* **Exercise details**
Because the pictures are not wanted, give back only the exact text of every entry below.

### Available data

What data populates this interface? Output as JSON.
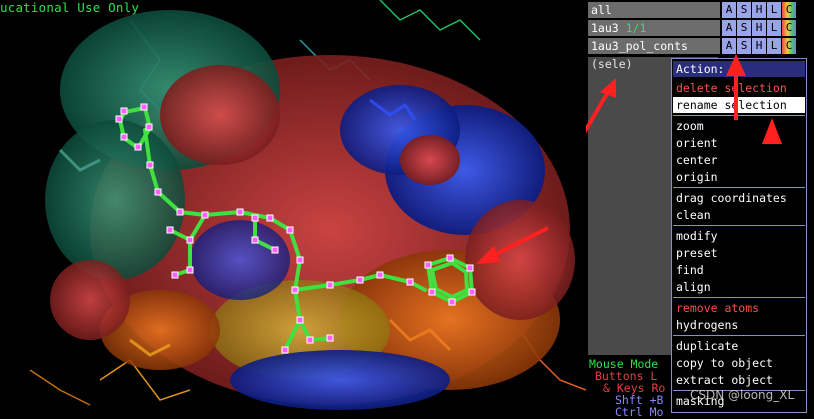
{
  "viewport": {
    "edu_banner": "ucational Use Only",
    "watermark": "CSDN @loong_XL"
  },
  "objects": [
    {
      "name": "all",
      "count": "",
      "buttons": [
        "A",
        "S",
        "H",
        "L",
        "C"
      ]
    },
    {
      "name": "1au3",
      "count": "1/1",
      "buttons": [
        "A",
        "S",
        "H",
        "L",
        "C"
      ]
    },
    {
      "name": "1au3_pol_conts",
      "count": "",
      "buttons": [
        "A",
        "S",
        "H",
        "L",
        "C"
      ]
    }
  ],
  "selection": {
    "name": "(sele)"
  },
  "action_menu": {
    "title": "Action:",
    "items": [
      {
        "label": "delete selection",
        "style": "red"
      },
      {
        "label": "rename selection",
        "style": "highlight"
      },
      {
        "label": "zoom",
        "style": "normal"
      },
      {
        "label": "orient",
        "style": "normal"
      },
      {
        "label": "center",
        "style": "normal"
      },
      {
        "label": "origin",
        "style": "normal"
      },
      {
        "label": "drag coordinates",
        "style": "normal"
      },
      {
        "label": "clean",
        "style": "normal"
      },
      {
        "label": "modify",
        "style": "normal"
      },
      {
        "label": "preset",
        "style": "normal"
      },
      {
        "label": "find",
        "style": "normal"
      },
      {
        "label": "align",
        "style": "normal"
      },
      {
        "label": "remove atoms",
        "style": "red"
      },
      {
        "label": "hydrogens",
        "style": "normal"
      },
      {
        "label": "duplicate",
        "style": "normal"
      },
      {
        "label": "copy to object",
        "style": "normal"
      },
      {
        "label": "extract object",
        "style": "normal"
      },
      {
        "label": "masking",
        "style": "normal"
      }
    ]
  },
  "mouse_mode": {
    "title": "Mouse Mode",
    "lines": [
      "Buttons  L",
      "& Keys  Ro",
      "Shft  +B",
      "Ctrl  Mo"
    ]
  },
  "colors": {
    "accent_green": "#2fe04a",
    "menu_red": "#ff4d4d",
    "annotation_arrow": "#ff2020"
  },
  "icons": [
    "red-annotation-arrow"
  ]
}
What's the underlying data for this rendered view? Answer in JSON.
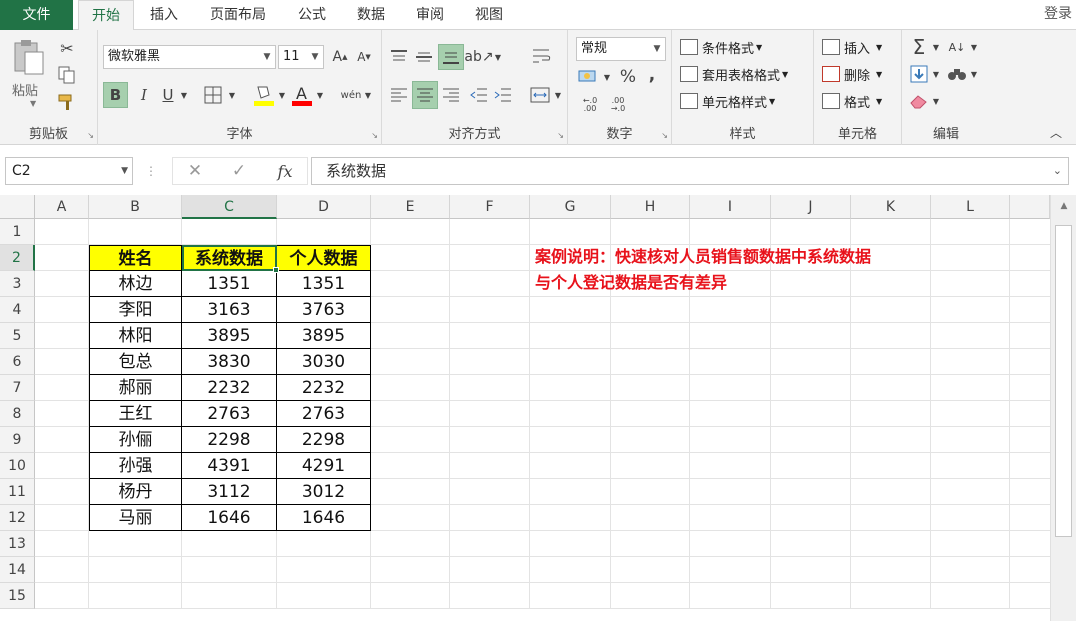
{
  "tabs": {
    "file": "文件",
    "items": [
      "开始",
      "插入",
      "页面布局",
      "公式",
      "数据",
      "审阅",
      "视图"
    ],
    "active": "开始",
    "login": "登录"
  },
  "ribbon": {
    "clipboard": {
      "paste_label": "粘贴",
      "group_label": "剪贴板"
    },
    "font": {
      "name": "微软雅黑",
      "size": "11",
      "group_label": "字体",
      "bold": "B",
      "italic": "I",
      "underline": "U",
      "fill_color": "#ffff00",
      "font_color": "#ff0000"
    },
    "alignment": {
      "group_label": "对齐方式"
    },
    "number": {
      "format": "常规",
      "percent": "%",
      "comma": ",",
      "group_label": "数字"
    },
    "styles": {
      "conditional": "条件格式",
      "table": "套用表格格式",
      "cell_styles": "单元格样式",
      "group_label": "样式"
    },
    "cells": {
      "insert": "插入",
      "delete": "删除",
      "format": "格式",
      "group_label": "单元格"
    },
    "editing": {
      "sum": "Σ",
      "group_label": "编辑"
    }
  },
  "formula_bar": {
    "name_box": "C2",
    "cancel": "✕",
    "enter": "✓",
    "fx": "fx",
    "content": "系统数据"
  },
  "columns": [
    "A",
    "B",
    "C",
    "D",
    "E",
    "F",
    "G",
    "H",
    "I",
    "J",
    "K",
    "L"
  ],
  "rows": [
    "1",
    "2",
    "3",
    "4",
    "5",
    "6",
    "7",
    "8",
    "9",
    "10",
    "11",
    "12",
    "13",
    "14",
    "15"
  ],
  "active_cell": "C2",
  "table": {
    "headers": [
      "姓名",
      "系统数据",
      "个人数据"
    ],
    "rows": [
      [
        "林边",
        "1351",
        "1351"
      ],
      [
        "李阳",
        "3163",
        "3763"
      ],
      [
        "林阳",
        "3895",
        "3895"
      ],
      [
        "包总",
        "3830",
        "3030"
      ],
      [
        "郝丽",
        "2232",
        "2232"
      ],
      [
        "王红",
        "2763",
        "2763"
      ],
      [
        "孙俪",
        "2298",
        "2298"
      ],
      [
        "孙强",
        "4391",
        "4291"
      ],
      [
        "杨丹",
        "3112",
        "3012"
      ],
      [
        "马丽",
        "1646",
        "1646"
      ]
    ],
    "header_color": "#ffff00"
  },
  "note": {
    "line1": "案例说明：快速核对人员销售额数据中系统数据",
    "line2": "与个人登记数据是否有差异",
    "color": "#e8121b"
  }
}
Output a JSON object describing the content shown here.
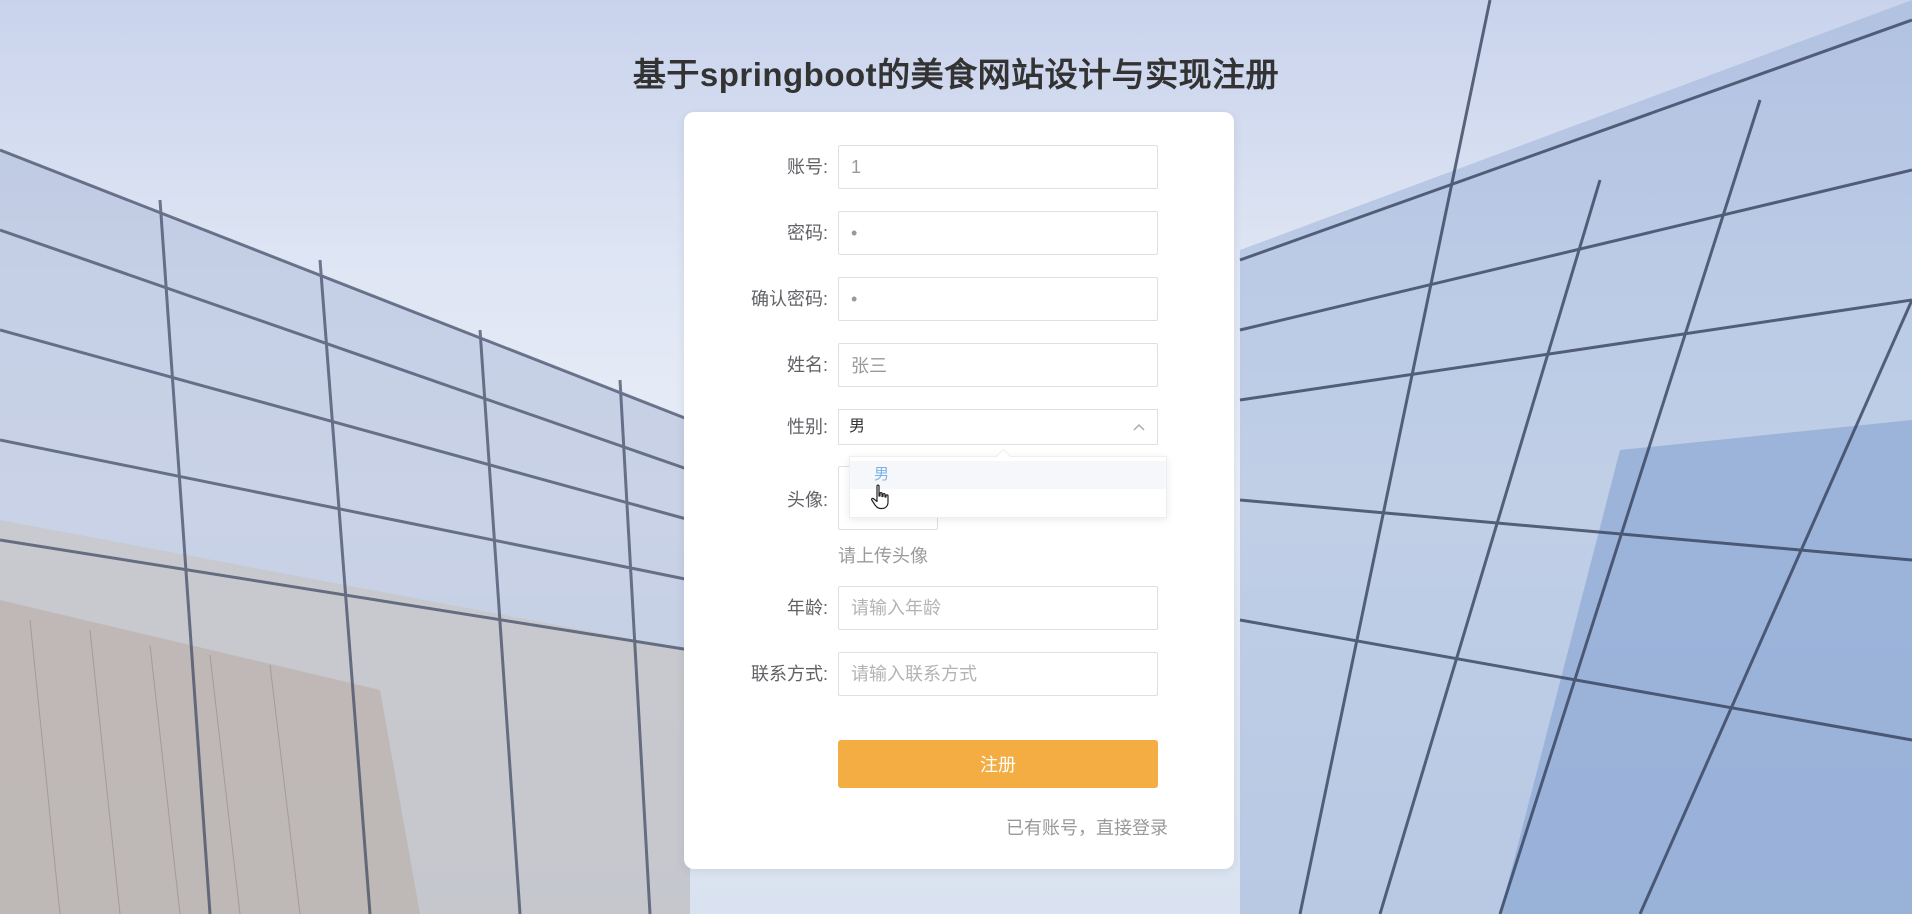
{
  "page": {
    "title": "基于springboot的美食网站设计与实现注册"
  },
  "form": {
    "account": {
      "label": "账号:",
      "value": "1"
    },
    "password": {
      "label": "密码:",
      "value": "•"
    },
    "confirm_password": {
      "label": "确认密码:",
      "value": "•"
    },
    "name": {
      "label": "姓名:",
      "value": "张三"
    },
    "gender": {
      "label": "性别:",
      "value": "男",
      "options": [
        "男"
      ],
      "open": true
    },
    "avatar": {
      "label": "头像:",
      "hint": "请上传头像"
    },
    "age": {
      "label": "年龄:",
      "placeholder": "请输入年龄"
    },
    "contact": {
      "label": "联系方式:",
      "placeholder": "请输入联系方式"
    },
    "submit_label": "注册",
    "login_link": "已有账号，直接登录"
  },
  "colors": {
    "primary_button": "#f4ad43",
    "option_highlight": "#7db0e6",
    "card_bg": "#ffffff"
  },
  "icons": {
    "select_arrow": "chevron-up-icon",
    "cursor": "hand-pointer-icon"
  }
}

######

* **Response for this exercise**
What data populates this interface? Output as JSON.
{
  "viewport": {
    "edu_banner": "ucational Use Only",
    "watermark": "CSDN @loong_XL"
  },
  "objects": [
    {
      "name": "all",
      "count": "",
      "buttons": [
        "A",
        "S",
        "H",
        "L",
        "C"
      ]
    },
    {
      "name": "1au3",
      "count": "1/1",
      "buttons": [
        "A",
        "S",
        "H",
        "L",
        "C"
      ]
    },
    {
      "name": "1au3_pol_conts",
      "count": "",
      "buttons": [
        "A",
        "S",
        "H",
        "L",
        "C"
      ]
    }
  ],
  "selection": {
    "name": "(sele)"
  },
  "action_menu": {
    "title": "Action:",
    "items": [
      {
        "label": "delete selection",
        "style": "red"
      },
      {
        "label": "rename selection",
        "style": "highlight"
      },
      {
        "label": "zoom",
        "style": "normal"
      },
      {
        "label": "orient",
        "style": "normal"
      },
      {
        "label": "center",
        "style": "normal"
      },
      {
        "label": "origin",
        "style": "normal"
      },
      {
        "label": "drag coordinates",
        "style": "normal"
      },
      {
        "label": "clean",
        "style": "normal"
      },
      {
        "label": "modify",
        "style": "normal"
      },
      {
        "label": "preset",
        "style": "normal"
      },
      {
        "label": "find",
        "style": "normal"
      },
      {
        "label": "align",
        "style": "normal"
      },
      {
        "label": "remove atoms",
        "style": "red"
      },
      {
        "label": "hydrogens",
        "style": "normal"
      },
      {
        "label": "duplicate",
        "style": "normal"
      },
      {
        "label": "copy to object",
        "style": "normal"
      },
      {
        "label": "extract object",
        "style": "normal"
      },
      {
        "label": "masking",
        "style": "normal"
      }
    ]
  },
  "mouse_mode": {
    "title": "Mouse Mode",
    "lines": [
      "Buttons  L",
      "& Keys  Ro",
      "Shft  +B",
      "Ctrl  Mo"
    ]
  },
  "colors": {
    "accent_green": "#2fe04a",
    "menu_red": "#ff4d4d",
    "annotation_arrow": "#ff2020"
  },
  "icons": [
    "red-annotation-arrow"
  ]
}
What's the underlying data for this rendered view? Answer in JSON.
{
  "tabs": {
    "file": "文件",
    "items": [
      "开始",
      "插入",
      "页面布局",
      "公式",
      "数据",
      "审阅",
      "视图"
    ],
    "active": "开始",
    "login": "登录"
  },
  "ribbon": {
    "clipboard": {
      "paste_label": "粘贴",
      "group_label": "剪贴板"
    },
    "font": {
      "name": "微软雅黑",
      "size": "11",
      "group_label": "字体",
      "bold": "B",
      "italic": "I",
      "underline": "U",
      "fill_color": "#ffff00",
      "font_color": "#ff0000"
    },
    "alignment": {
      "group_label": "对齐方式"
    },
    "number": {
      "format": "常规",
      "percent": "%",
      "comma": ",",
      "group_label": "数字"
    },
    "styles": {
      "conditional": "条件格式",
      "table": "套用表格格式",
      "cell_styles": "单元格样式",
      "group_label": "样式"
    },
    "cells": {
      "insert": "插入",
      "delete": "删除",
      "format": "格式",
      "group_label": "单元格"
    },
    "editing": {
      "sum": "Σ",
      "group_label": "编辑"
    }
  },
  "formula_bar": {
    "name_box": "C2",
    "cancel": "✕",
    "enter": "✓",
    "fx": "fx",
    "content": "系统数据"
  },
  "columns": [
    "A",
    "B",
    "C",
    "D",
    "E",
    "F",
    "G",
    "H",
    "I",
    "J",
    "K",
    "L"
  ],
  "rows": [
    "1",
    "2",
    "3",
    "4",
    "5",
    "6",
    "7",
    "8",
    "9",
    "10",
    "11",
    "12",
    "13",
    "14",
    "15"
  ],
  "active_cell": "C2",
  "table": {
    "headers": [
      "姓名",
      "系统数据",
      "个人数据"
    ],
    "rows": [
      [
        "林边",
        "1351",
        "1351"
      ],
      [
        "李阳",
        "3163",
        "3763"
      ],
      [
        "林阳",
        "3895",
        "3895"
      ],
      [
        "包总",
        "3830",
        "3030"
      ],
      [
        "郝丽",
        "2232",
        "2232"
      ],
      [
        "王红",
        "2763",
        "2763"
      ],
      [
        "孙俪",
        "2298",
        "2298"
      ],
      [
        "孙强",
        "4391",
        "4291"
      ],
      [
        "杨丹",
        "3112",
        "3012"
      ],
      [
        "马丽",
        "1646",
        "1646"
      ]
    ],
    "header_color": "#ffff00"
  },
  "note": {
    "line1": "案例说明：快速核对人员销售额数据中系统数据",
    "line2": "与个人登记数据是否有差异",
    "color": "#e8121b"
  }
}
Output a JSON object describing the content shown here.
{
  "page": {
    "title": "基于springboot的美食网站设计与实现注册"
  },
  "form": {
    "account": {
      "label": "账号:",
      "value": "1"
    },
    "password": {
      "label": "密码:",
      "value": "•"
    },
    "confirm_password": {
      "label": "确认密码:",
      "value": "•"
    },
    "name": {
      "label": "姓名:",
      "value": "张三"
    },
    "gender": {
      "label": "性别:",
      "value": "男",
      "options": [
        "男"
      ],
      "open": true
    },
    "avatar": {
      "label": "头像:",
      "hint": "请上传头像"
    },
    "age": {
      "label": "年龄:",
      "placeholder": "请输入年龄"
    },
    "contact": {
      "label": "联系方式:",
      "placeholder": "请输入联系方式"
    },
    "submit_label": "注册",
    "login_link": "已有账号，直接登录"
  },
  "colors": {
    "primary_button": "#f4ad43",
    "option_highlight": "#7db0e6",
    "card_bg": "#ffffff"
  },
  "icons": {
    "select_arrow": "chevron-up-icon",
    "cursor": "hand-pointer-icon"
  }
}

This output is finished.